Developers need somewhere to go when they've hit a roadblock or want to share something cool they learned or created. And they need to know that whatever they’re sharing will get a positive and timely response. Good user communities can help cultivate strong DX because they provide the platform and framework for communication, collaboration, innovation, and problem-solving.
As an intelligent community growth platform, Common Room automatically gathers and analyzes community data, quantifying and tracking the effectiveness of your community initiatives. The platform also measures engagement and sentiment, which provides insights into whether developers are having a positive experience with your solution.
Growing a community and ensuring developers experience the culture you’ve created requires communication. Implementing this principle breathes life into the first two.
Your community members are not your audience; you’re talking with them, not to them. Be open, welcoming, and transparent in how you’re interacting and you’ll see greater engagement and better feedback.
With Common Room, you can measure responsiveness to assess whether members are receiving timely responses to their thoughts, questions, or concerns. Doing so allows you to stay on top of conversations and take actions that ensure community members continue to participate.
Building a community provides the best environment for developers to learn more about your product or project. It helps you stay responsive to devs' needs and gives them access to other community members. This way, they can solve problems quickly and learn from each other at the same time.
Platforms like Slack and Discord make connecting with developers using your product easy. These platforms can help you generate product feedback so you can make improvements for your community members. For example, taking the most common pain points your community members express and turning them into better documentation.
Building a community is really about building and growing human relationships. A community will help you identify your most impactful community members and more deeply engage with them to drive your product and business forward.
Common Room can help you engage and grow your community. If you're ready to put DX best practices to use, it's time to get to know your users better.
Common Room's platform helps organizations empower and educate their community of developers. With Common Room, DevRel and DX teams can scale and measure impact via intelligent insights, automated workflows, and custom reporting.
Common Room helps you:
Understand the developer's journey

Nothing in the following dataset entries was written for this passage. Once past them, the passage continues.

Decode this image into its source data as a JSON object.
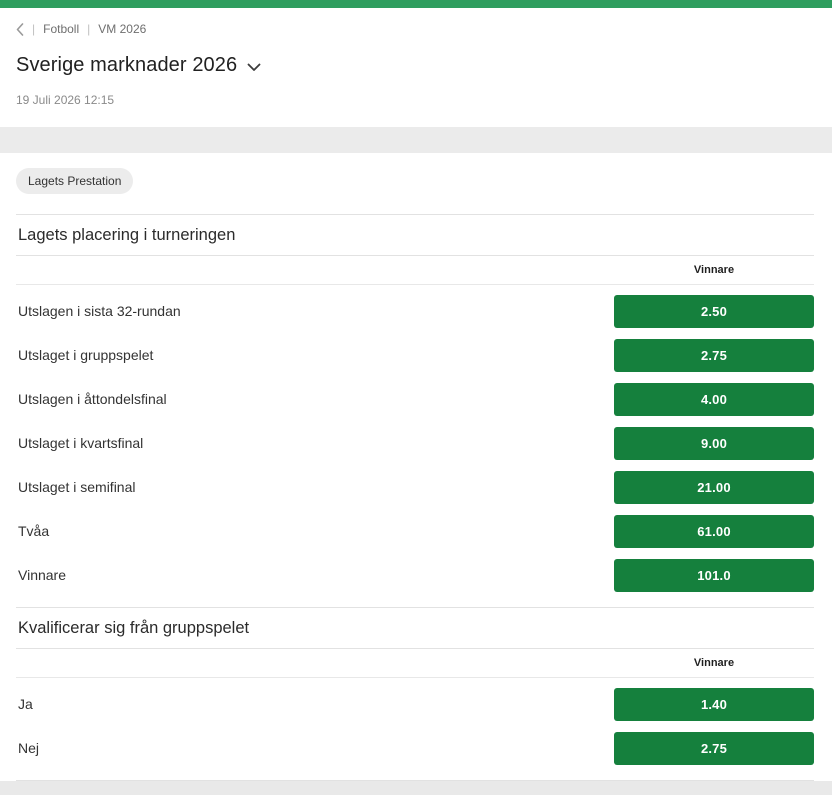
{
  "colors": {
    "accent": "#15803d",
    "top_bar": "#2f9e5f",
    "band": "#ebebeb"
  },
  "icons": {
    "back": "chevron-left",
    "title_expand": "chevron-down"
  },
  "header": {
    "separator": "|",
    "breadcrumb": [
      "Fotboll",
      "VM 2026"
    ],
    "title": "Sverige marknader 2026",
    "datetime": "19 Juli 2026 12:15"
  },
  "tabs": [
    {
      "label": "Lagets Prestation"
    }
  ],
  "sections": [
    {
      "title": "Lagets placering i turneringen",
      "column_header": "Vinnare",
      "rows": [
        {
          "label": "Utslagen i sista 32-rundan",
          "odds": "2.50"
        },
        {
          "label": "Utslaget i gruppspelet",
          "odds": "2.75"
        },
        {
          "label": "Utslagen i åttondelsfinal",
          "odds": "4.00"
        },
        {
          "label": "Utslaget i kvartsfinal",
          "odds": "9.00"
        },
        {
          "label": "Utslaget i semifinal",
          "odds": "21.00"
        },
        {
          "label": "Tvåa",
          "odds": "61.00"
        },
        {
          "label": "Vinnare",
          "odds": "101.0"
        }
      ]
    },
    {
      "title": "Kvalificerar sig från gruppspelet",
      "column_header": "Vinnare",
      "rows": [
        {
          "label": "Ja",
          "odds": "1.40"
        },
        {
          "label": "Nej",
          "odds": "2.75"
        }
      ]
    }
  ]
}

Engagement data from across your community—like the topics and trending conversations that are happening in real time—lets you know what’s most important to members and how they’re progressing along their developer journey. Amplify your champions’ voices to share best practices and quickly engage one-on-one with members who need help to remove friction.
Automate repetitive tasks
Common Room enables you to easily scale your interactions with your community with workflows—customizable welcome and engagement messages to connect with members and help them get involved with the community.
Know what’s happening across your community
Track the health and business metrics most important to you and your company with pre-built and custom reports.
For more resources on developer experience, check out: What is developer experience and Essential elements of a great developer experience. To share DX tips and best practices, join 1,000+ community and DevRel leaders in the Uncommon community Slack.